Instructions to follow. What is the number of lines in the records below holding the string "title"? Reply with it and nothing else.

Data supplied.
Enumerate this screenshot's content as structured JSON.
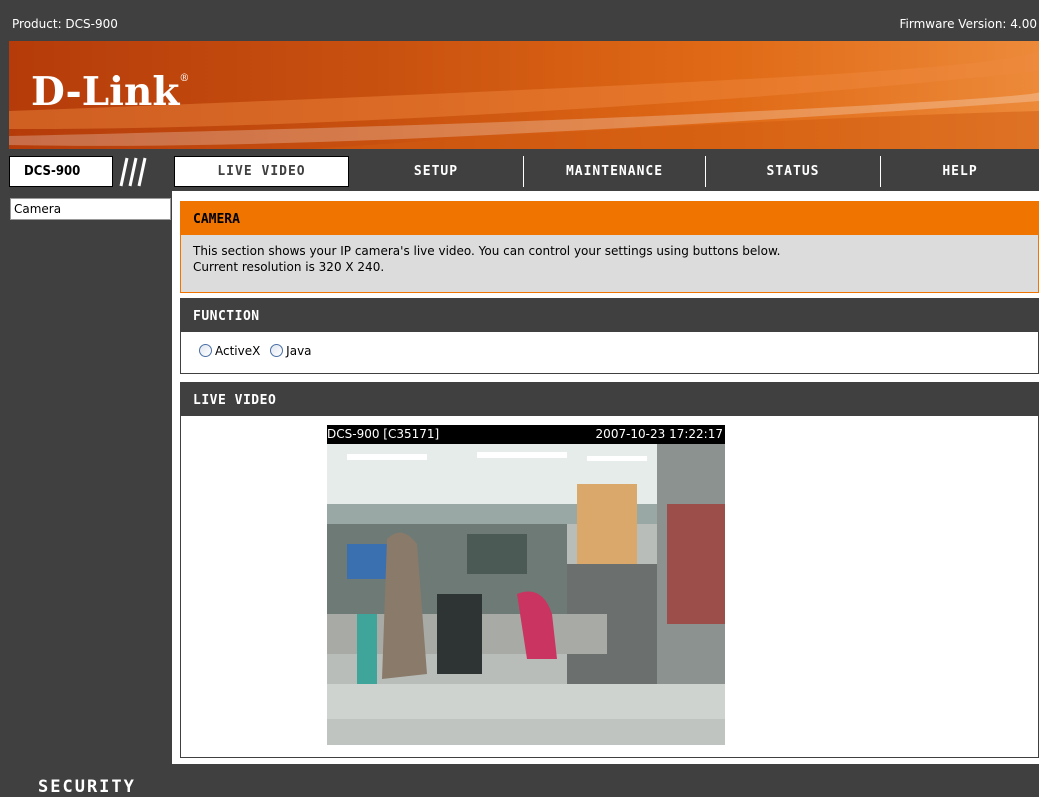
{
  "topbar": {
    "product": "Product: DCS-900",
    "firmware": "Firmware Version: 4.00"
  },
  "brand": {
    "logo_text": "D-Link",
    "logo_mark": "®",
    "accent": "#f07400",
    "dark": "#404040"
  },
  "nav": {
    "model": "DCS-900",
    "tabs": [
      {
        "label": "LIVE VIDEO",
        "active": true
      },
      {
        "label": "SETUP",
        "active": false
      },
      {
        "label": "MAINTENANCE",
        "active": false
      },
      {
        "label": "STATUS",
        "active": false
      },
      {
        "label": "HELP",
        "active": false
      }
    ]
  },
  "sidebar": {
    "items": [
      {
        "label": "Camera"
      }
    ]
  },
  "camera_section": {
    "title": "CAMERA",
    "line1": "This section shows your IP camera's live video. You can control your settings using buttons below.",
    "line2": "Current resolution is 320 X 240."
  },
  "function_section": {
    "title": "FUNCTION",
    "options": [
      {
        "label": "ActiveX",
        "checked": false
      },
      {
        "label": "Java",
        "checked": false
      }
    ]
  },
  "video_section": {
    "title": "LIVE VIDEO",
    "overlay_left": "DCS-900 [C35171]",
    "overlay_right": "2007-10-23 17:22:17"
  },
  "footer": {
    "label": "SECURITY"
  }
}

Task output. 3